Go through the data line by line. Copy each one holding the string "time".

Records provided:
______________________________

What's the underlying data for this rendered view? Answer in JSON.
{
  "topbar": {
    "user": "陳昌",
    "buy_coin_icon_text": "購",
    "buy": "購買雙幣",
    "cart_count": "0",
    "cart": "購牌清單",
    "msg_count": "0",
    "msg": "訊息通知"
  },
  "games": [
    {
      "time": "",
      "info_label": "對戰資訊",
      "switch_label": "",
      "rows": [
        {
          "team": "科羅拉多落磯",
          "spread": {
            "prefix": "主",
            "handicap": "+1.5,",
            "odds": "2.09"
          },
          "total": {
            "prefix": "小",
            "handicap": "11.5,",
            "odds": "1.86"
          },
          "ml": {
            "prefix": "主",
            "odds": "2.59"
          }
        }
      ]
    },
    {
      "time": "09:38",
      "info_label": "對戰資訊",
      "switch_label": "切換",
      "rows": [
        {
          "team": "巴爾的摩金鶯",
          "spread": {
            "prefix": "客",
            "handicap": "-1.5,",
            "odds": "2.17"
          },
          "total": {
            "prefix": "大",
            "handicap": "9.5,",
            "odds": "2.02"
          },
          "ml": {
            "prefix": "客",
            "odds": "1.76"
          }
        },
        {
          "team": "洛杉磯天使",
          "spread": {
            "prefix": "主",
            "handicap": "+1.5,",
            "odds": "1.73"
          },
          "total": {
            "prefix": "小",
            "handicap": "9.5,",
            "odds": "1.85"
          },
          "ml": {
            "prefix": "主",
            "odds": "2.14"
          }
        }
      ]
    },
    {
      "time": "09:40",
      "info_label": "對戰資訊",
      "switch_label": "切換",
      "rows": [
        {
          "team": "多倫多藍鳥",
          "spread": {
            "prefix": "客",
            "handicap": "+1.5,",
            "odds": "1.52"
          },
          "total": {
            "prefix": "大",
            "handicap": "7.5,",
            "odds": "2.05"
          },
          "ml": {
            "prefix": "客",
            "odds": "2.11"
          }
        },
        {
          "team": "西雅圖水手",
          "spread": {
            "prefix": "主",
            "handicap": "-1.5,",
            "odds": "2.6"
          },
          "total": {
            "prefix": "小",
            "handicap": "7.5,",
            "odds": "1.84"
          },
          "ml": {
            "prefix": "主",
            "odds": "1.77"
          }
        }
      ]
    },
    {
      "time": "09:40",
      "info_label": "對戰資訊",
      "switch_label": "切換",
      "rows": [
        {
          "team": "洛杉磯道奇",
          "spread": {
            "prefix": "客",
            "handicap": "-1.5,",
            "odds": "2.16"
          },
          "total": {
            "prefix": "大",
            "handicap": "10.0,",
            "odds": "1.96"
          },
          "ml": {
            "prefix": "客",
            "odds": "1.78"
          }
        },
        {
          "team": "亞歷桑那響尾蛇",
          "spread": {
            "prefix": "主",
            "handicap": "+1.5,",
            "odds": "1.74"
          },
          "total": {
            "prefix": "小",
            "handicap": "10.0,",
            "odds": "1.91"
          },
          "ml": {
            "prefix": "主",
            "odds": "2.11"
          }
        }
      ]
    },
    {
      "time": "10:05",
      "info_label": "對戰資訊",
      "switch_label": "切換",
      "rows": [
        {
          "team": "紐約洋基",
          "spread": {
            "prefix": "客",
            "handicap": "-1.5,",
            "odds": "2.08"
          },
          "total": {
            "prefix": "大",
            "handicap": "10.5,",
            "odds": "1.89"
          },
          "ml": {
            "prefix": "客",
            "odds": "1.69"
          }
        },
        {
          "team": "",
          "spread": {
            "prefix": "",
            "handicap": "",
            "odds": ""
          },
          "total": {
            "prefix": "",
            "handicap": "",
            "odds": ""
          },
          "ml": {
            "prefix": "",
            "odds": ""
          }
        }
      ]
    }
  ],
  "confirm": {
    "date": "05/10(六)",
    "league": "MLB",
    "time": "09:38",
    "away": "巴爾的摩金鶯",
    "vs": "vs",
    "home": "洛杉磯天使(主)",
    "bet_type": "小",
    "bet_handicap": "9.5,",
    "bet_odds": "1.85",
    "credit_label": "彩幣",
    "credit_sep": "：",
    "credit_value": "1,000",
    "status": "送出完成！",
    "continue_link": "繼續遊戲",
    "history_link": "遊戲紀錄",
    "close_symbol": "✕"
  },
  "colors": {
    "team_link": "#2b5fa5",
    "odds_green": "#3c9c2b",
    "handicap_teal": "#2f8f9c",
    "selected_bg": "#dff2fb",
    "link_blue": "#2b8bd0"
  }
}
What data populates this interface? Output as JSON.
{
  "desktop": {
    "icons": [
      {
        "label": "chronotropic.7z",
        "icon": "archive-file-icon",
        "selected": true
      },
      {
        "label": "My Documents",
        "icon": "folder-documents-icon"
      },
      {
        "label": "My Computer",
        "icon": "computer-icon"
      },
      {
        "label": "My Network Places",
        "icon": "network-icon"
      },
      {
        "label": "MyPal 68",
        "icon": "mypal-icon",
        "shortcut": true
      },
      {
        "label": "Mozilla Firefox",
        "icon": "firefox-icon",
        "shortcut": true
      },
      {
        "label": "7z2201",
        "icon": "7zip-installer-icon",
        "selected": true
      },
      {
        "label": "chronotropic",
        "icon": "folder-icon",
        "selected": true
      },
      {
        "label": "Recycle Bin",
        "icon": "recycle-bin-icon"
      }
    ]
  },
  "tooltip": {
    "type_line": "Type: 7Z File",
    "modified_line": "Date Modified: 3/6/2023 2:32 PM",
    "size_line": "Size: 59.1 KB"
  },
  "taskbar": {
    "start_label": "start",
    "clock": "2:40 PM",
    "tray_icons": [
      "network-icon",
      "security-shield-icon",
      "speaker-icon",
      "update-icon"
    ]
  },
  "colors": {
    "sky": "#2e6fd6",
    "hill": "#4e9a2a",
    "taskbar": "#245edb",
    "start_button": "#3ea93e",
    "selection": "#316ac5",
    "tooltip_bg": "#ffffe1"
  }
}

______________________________

Task response:
      "time": "",
      "time": "09:38",
      "time": "09:40",
      "time": "09:40",
      "time": "10:05",
    "time": "09:38",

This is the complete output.